[[ INPUT DATA open ]]

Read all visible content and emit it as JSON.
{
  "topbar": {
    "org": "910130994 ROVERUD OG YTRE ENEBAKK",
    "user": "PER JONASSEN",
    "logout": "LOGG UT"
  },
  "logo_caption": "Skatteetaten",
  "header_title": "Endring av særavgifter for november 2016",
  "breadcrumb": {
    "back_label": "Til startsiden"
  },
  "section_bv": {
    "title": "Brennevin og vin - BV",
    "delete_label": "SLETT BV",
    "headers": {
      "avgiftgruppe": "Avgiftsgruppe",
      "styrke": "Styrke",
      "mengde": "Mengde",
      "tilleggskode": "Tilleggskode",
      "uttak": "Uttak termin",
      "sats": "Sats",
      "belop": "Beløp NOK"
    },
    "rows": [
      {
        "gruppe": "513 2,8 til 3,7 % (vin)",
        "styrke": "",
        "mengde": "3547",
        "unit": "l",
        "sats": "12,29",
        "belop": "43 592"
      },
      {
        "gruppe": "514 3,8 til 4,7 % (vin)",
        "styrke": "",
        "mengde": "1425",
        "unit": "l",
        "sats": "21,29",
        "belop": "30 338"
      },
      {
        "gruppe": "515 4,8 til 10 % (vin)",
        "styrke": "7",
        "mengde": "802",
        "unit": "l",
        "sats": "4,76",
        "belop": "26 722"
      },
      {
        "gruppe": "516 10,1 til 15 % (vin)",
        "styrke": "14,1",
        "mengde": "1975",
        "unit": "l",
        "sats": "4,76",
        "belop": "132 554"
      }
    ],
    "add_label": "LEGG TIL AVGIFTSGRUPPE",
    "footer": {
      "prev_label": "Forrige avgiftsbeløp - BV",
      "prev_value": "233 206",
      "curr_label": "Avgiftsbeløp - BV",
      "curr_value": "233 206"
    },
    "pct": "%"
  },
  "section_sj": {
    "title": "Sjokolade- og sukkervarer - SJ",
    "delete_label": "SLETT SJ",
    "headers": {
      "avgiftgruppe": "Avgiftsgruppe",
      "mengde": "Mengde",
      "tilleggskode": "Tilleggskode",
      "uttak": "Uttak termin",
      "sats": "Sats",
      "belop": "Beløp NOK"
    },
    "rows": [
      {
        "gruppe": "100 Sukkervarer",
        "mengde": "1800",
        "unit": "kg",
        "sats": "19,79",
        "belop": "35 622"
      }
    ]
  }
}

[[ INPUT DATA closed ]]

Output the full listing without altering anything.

Read all visible content and emit it as JSON.
{
  "topbar": {
    "org": "910130994 ROVERUD OG YTRE ENEBAKK",
    "user": "PER JONASSEN",
    "logout": "LOGG UT"
  },
  "logo_caption": "Skatteetaten",
  "header_title": "Endring av særavgifter for november 2016",
  "breadcrumb": {
    "back_label": "Til startsiden"
  },
  "section_bv": {
    "title": "Brennevin og vin - BV",
    "delete_label": "SLETT BV",
    "headers": {
      "avgiftgruppe": "Avgiftsgruppe",
      "styrke": "Styrke",
      "mengde": "Mengde",
      "tilleggskode": "Tilleggskode",
      "uttak": "Uttak termin",
      "sats": "Sats",
      "belop": "Beløp NOK"
    },
    "rows": [
      {
        "gruppe": "513 2,8 til 3,7 % (vin)",
        "styrke": "",
        "mengde": "3547",
        "unit": "l",
        "sats": "12,29",
        "belop": "43 592"
      },
      {
        "gruppe": "514 3,8 til 4,7 % (vin)",
        "styrke": "",
        "mengde": "1425",
        "unit": "l",
        "sats": "21,29",
        "belop": "30 338"
      },
      {
        "gruppe": "515 4,8 til 10 % (vin)",
        "styrke": "7",
        "mengde": "802",
        "unit": "l",
        "sats": "4,76",
        "belop": "26 722"
      },
      {
        "gruppe": "516 10,1 til 15 % (vin)",
        "styrke": "14,1",
        "mengde": "1975",
        "unit": "l",
        "sats": "4,76",
        "belop": "132 554"
      }
    ],
    "add_label": "LEGG TIL AVGIFTSGRUPPE",
    "footer": {
      "prev_label": "Forrige avgiftsbeløp - BV",
      "prev_value": "233 206",
      "curr_label": "Avgiftsbeløp - BV",
      "curr_value": "233 206"
    },
    "pct": "%"
  },
  "section_sj": {
    "title": "Sjokolade- og sukkervarer - SJ",
    "delete_label": "SLETT SJ",
    "headers": {
      "avgiftgruppe": "Avgiftsgruppe",
      "mengde": "Mengde",
      "tilleggskode": "Tilleggskode",
      "uttak": "Uttak termin",
      "sats": "Sats",
      "belop": "Beløp NOK"
    },
    "rows": [
      {
        "gruppe": "100 Sukkervarer",
        "mengde": "1800",
        "unit": "kg",
        "sats": "19,79",
        "belop": "35 622"
      }
    ]
  }
}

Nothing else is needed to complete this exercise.